No Response macro. You will see details further drilled down into reasons for choosing not to respond. (ex.
No Response::Media Mention,
No Response::IPO status,
No Response::Non-English, etc.) Choose the appropriate macro under the parent
No Response macro and it will automatically provide a private note in the ticket, and will leave the ticket in an Open or Solved state, depending on the macro.
Use these macros when you have reached out for an expert's assistance, and again once the expert has answered. The parent macro is
Involving Experts and the choices are
Involving Experts::Reached out to an Expert, which will put the ticket in an Open state, and
Involving Experts::Expert Responded, which will put the ticket in a Solved state.
Use this macro when you yourself, or a fellow Community Advocate, were able to resolve or reply. This could be something as simple as a "thank you", providing links to the docs, or an issue, etc. This macro puts the ticket into a solved state.

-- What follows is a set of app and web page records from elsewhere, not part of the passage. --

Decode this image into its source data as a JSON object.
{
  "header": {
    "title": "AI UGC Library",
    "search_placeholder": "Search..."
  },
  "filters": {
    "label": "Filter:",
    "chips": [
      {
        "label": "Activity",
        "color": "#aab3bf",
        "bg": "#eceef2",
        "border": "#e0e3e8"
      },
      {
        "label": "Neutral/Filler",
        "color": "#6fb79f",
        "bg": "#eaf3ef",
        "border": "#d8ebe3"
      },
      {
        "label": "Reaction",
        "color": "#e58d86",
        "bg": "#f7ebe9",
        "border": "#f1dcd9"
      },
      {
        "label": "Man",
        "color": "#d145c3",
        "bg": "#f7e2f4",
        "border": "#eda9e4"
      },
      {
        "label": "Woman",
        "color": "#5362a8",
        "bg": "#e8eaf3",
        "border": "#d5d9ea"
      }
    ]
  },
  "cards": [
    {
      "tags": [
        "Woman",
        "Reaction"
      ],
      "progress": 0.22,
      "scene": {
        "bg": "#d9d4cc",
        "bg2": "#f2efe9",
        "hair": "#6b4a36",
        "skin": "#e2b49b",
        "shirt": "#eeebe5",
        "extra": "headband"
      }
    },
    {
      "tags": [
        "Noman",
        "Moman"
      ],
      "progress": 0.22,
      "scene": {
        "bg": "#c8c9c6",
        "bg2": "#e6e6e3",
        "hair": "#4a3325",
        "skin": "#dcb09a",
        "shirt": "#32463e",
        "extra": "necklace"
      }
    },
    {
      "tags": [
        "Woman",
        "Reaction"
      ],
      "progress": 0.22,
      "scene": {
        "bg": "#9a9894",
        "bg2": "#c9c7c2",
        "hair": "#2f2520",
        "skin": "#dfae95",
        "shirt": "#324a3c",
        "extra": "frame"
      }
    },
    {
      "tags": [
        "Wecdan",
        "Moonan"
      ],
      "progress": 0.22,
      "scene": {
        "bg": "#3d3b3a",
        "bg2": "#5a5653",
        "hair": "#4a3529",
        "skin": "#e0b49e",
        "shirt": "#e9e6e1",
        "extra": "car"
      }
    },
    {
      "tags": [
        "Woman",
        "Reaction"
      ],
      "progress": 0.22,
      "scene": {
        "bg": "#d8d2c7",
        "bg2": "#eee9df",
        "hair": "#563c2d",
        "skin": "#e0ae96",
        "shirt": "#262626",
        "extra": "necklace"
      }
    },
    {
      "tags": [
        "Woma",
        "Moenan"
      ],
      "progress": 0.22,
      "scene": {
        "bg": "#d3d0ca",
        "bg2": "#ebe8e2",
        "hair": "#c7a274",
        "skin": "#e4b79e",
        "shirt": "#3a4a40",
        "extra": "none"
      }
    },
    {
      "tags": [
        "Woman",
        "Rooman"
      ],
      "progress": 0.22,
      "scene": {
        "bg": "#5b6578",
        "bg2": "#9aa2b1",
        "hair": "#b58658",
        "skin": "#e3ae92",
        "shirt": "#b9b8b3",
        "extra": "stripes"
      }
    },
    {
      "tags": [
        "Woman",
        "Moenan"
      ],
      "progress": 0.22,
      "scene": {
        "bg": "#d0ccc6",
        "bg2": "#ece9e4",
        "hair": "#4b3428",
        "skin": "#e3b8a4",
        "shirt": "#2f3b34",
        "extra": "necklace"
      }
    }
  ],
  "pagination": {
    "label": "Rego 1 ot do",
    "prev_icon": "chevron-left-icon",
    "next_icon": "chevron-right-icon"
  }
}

When responding to community messages, you may face a situation where our documentation doesn't have an official solution. In these circumstances, you can consider replying with a link to an external resource.
Before that, consider documenting the missing piece. It is time-consuming, but it saves time for both you and your colleagues when this comes up again. Respond after updating the documentation. This approach encourages immediate documentation improvements/edits, and it allows avoiding all external resources. If you have any questions about writing the documentation, ask the relevant Technical Writer or Product Manager. When your content is ready, assign it to one of them for review.
If you determine that this question is too specific for our documentation and decide to use an external resource, please make sure that:
There are some common topics that surface in our community where the advocates team does not respond or engage experts.
Exceptions can be made if these are pressing issues, or if an expert is needed to correct misinformation. It's best practice to collaborate with Legal or External Communications teams before making these exceptions.
|Topic||Why We Don't Engage|
|Location Based Pay||Most participants in these conversations already have their mind made up on their perspective of our compensation model. Many conversations will naturally share relevant links from GitLab. There is no new information we can add to these conversations, and involvement on our part could just make people in the conversation angry.|
|GitLab's IPO Status & Being a Public Company||Anyone can read about the company's goals and plans in the handbook, however, use caution when dealing with these questions and err on the side of not commenting at all. Experience tells us that this conversation moves quickly to speculation and assumptions.|
|Country Specific Hiring Restrictions||All information about country hiring guidelines can be found in our GitLab Jobs FAQ section. We can share this list if users are asking questions, but we can add little value if users are angry about the policies.|
|Harassment by Community Members||We do not engage with members of our community who harass anyone on the GitLab team, or who do not follow our Code of Conduct.|
|Politically Sensitive Topics||We do not engage with politically sensitive topics unless there is a clear company response relayed to the advocates. If an advocate is unsure whether we shouldn't respond to a topic, we should reach out to corporate communications for clarity.|